[[ Raw data open ]]
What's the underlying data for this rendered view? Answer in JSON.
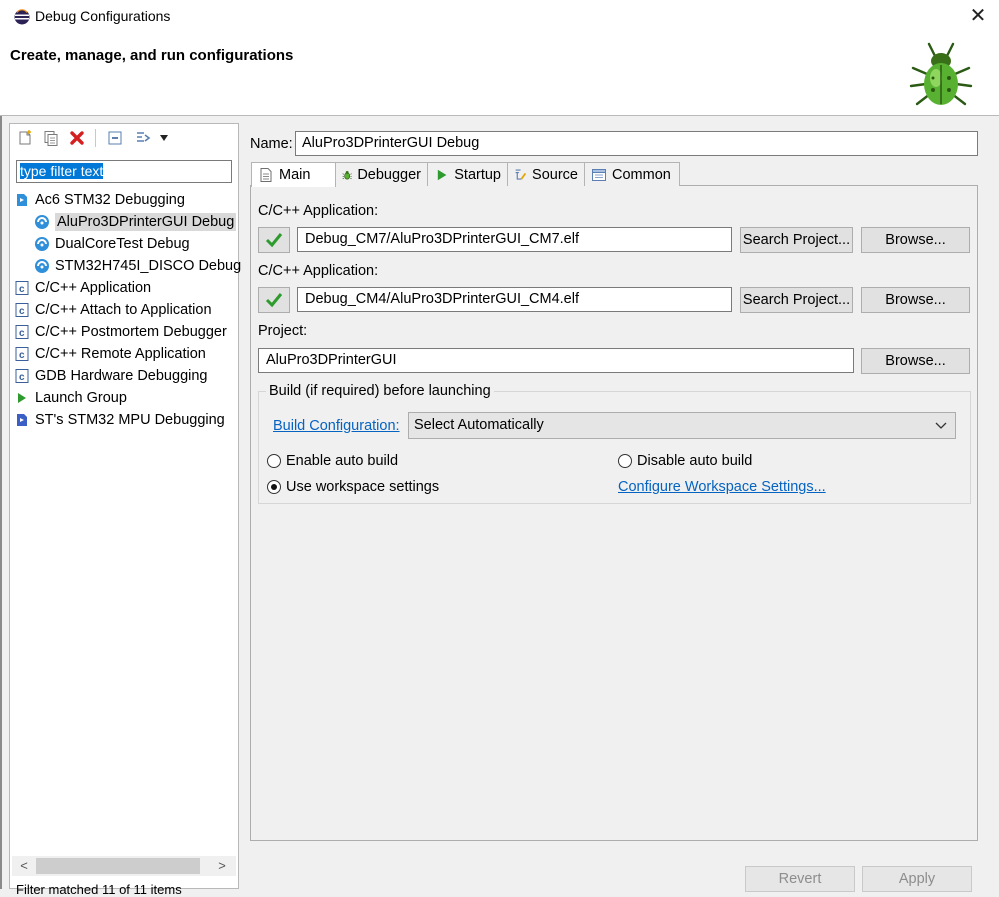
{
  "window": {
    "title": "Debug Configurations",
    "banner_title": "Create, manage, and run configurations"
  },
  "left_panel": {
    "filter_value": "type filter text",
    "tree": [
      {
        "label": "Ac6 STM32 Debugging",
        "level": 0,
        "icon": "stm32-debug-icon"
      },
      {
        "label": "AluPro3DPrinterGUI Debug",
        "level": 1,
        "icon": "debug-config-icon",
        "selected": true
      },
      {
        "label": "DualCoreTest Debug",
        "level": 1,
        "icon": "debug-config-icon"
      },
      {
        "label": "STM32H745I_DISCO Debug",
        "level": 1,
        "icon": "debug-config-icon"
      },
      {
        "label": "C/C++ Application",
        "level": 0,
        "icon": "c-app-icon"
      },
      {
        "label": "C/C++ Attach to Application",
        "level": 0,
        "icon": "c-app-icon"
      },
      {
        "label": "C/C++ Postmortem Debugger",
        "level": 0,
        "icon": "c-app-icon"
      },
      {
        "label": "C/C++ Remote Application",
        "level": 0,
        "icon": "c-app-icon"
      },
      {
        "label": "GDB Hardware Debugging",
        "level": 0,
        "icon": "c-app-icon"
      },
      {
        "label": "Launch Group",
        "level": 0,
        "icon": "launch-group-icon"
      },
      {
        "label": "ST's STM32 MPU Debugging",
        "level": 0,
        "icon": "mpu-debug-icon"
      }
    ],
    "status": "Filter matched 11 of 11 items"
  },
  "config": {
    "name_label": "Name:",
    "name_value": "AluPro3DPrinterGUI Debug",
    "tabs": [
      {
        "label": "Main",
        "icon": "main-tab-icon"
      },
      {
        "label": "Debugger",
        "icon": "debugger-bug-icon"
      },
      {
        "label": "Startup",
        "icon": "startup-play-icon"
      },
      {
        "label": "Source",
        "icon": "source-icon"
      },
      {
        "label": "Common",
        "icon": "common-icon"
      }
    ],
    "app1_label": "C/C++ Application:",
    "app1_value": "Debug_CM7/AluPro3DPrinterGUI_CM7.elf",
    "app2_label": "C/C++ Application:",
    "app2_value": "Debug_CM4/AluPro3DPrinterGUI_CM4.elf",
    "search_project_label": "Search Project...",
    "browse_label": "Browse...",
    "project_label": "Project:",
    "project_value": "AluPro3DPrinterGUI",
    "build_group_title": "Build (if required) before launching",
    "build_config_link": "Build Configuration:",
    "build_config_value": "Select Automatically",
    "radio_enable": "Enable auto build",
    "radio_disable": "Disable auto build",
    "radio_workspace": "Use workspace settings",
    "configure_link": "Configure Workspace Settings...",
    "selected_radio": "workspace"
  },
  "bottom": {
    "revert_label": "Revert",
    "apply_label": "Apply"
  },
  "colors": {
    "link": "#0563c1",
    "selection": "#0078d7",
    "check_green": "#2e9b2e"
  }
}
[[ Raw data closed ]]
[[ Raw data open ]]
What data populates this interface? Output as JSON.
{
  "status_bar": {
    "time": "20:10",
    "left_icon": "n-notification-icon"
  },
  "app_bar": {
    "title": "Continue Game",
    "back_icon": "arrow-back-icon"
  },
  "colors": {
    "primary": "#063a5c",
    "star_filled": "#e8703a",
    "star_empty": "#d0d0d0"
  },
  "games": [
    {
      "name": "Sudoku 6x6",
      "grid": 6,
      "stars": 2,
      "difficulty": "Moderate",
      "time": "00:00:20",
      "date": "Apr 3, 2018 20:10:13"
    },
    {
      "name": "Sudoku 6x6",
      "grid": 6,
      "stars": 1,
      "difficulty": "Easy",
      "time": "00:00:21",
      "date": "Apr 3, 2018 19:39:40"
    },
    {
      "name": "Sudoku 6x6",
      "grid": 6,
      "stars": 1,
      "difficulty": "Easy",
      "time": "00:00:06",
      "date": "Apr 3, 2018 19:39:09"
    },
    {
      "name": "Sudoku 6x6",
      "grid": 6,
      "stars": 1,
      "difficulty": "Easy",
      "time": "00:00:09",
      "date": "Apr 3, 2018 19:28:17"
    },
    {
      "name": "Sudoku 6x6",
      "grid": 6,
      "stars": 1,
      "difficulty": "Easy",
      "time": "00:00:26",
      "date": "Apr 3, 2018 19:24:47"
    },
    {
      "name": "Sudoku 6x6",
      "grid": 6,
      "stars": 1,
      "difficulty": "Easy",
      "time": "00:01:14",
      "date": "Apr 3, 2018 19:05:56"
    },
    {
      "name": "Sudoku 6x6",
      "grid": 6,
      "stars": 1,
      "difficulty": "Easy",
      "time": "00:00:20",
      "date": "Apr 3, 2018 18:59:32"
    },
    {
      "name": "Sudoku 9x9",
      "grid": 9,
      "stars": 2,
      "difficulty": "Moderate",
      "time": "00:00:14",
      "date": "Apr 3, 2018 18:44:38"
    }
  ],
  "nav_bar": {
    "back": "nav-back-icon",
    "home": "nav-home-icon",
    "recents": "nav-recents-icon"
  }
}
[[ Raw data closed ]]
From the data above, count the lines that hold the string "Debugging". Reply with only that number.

_Result of this exercise_:
3